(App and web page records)
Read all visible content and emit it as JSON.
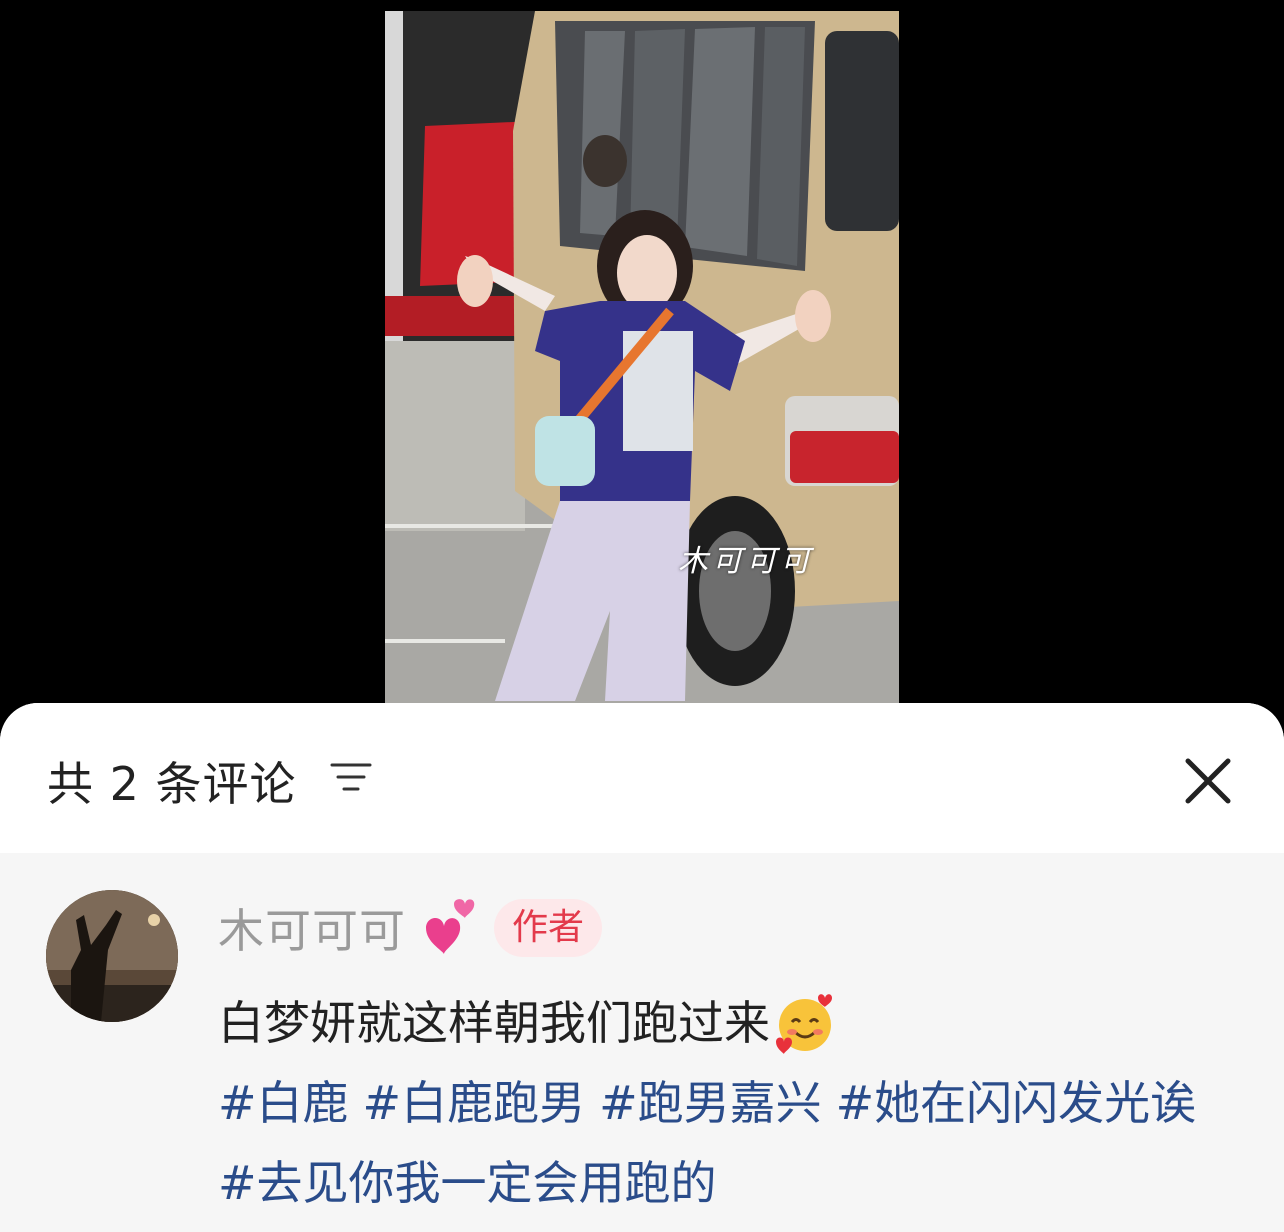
{
  "video": {
    "watermark": "木可可可"
  },
  "comments_sheet": {
    "count_title": "共 2 条评论",
    "sort_icon": "sort-lines-icon",
    "close_icon": "close-icon"
  },
  "comments": [
    {
      "author": "木可可可",
      "author_emoji": "two-hearts-emoji",
      "badge": "作者",
      "text": "白梦妍就这样朝我们跑过来",
      "text_emoji": "smiling-face-with-hearts-emoji",
      "hashtags": [
        "#白鹿",
        "#白鹿跑男",
        "#跑男嘉兴",
        "#她在闪闪发光诶",
        "#去见你我一定会用跑的"
      ]
    }
  ],
  "colors": {
    "hashtag": "#2a4c8a",
    "badge_text": "#e33a4b",
    "badge_bg": "#fde8ea",
    "author_name": "#9a9a9a"
  }
}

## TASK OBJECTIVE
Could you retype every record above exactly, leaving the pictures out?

## ANSWER TO THIS TASK
Read all visible content and emit it as JSON.
{
  "video": {
    "watermark": "木可可可"
  },
  "comments_sheet": {
    "count_title": "共 2 条评论",
    "sort_icon": "sort-lines-icon",
    "close_icon": "close-icon"
  },
  "comments": [
    {
      "author": "木可可可",
      "author_emoji": "two-hearts-emoji",
      "badge": "作者",
      "text": "白梦妍就这样朝我们跑过来",
      "text_emoji": "smiling-face-with-hearts-emoji",
      "hashtags": [
        "#白鹿",
        "#白鹿跑男",
        "#跑男嘉兴",
        "#她在闪闪发光诶",
        "#去见你我一定会用跑的"
      ]
    }
  ],
  "colors": {
    "hashtag": "#2a4c8a",
    "badge_text": "#e33a4b",
    "badge_bg": "#fde8ea",
    "author_name": "#9a9a9a"
  }
}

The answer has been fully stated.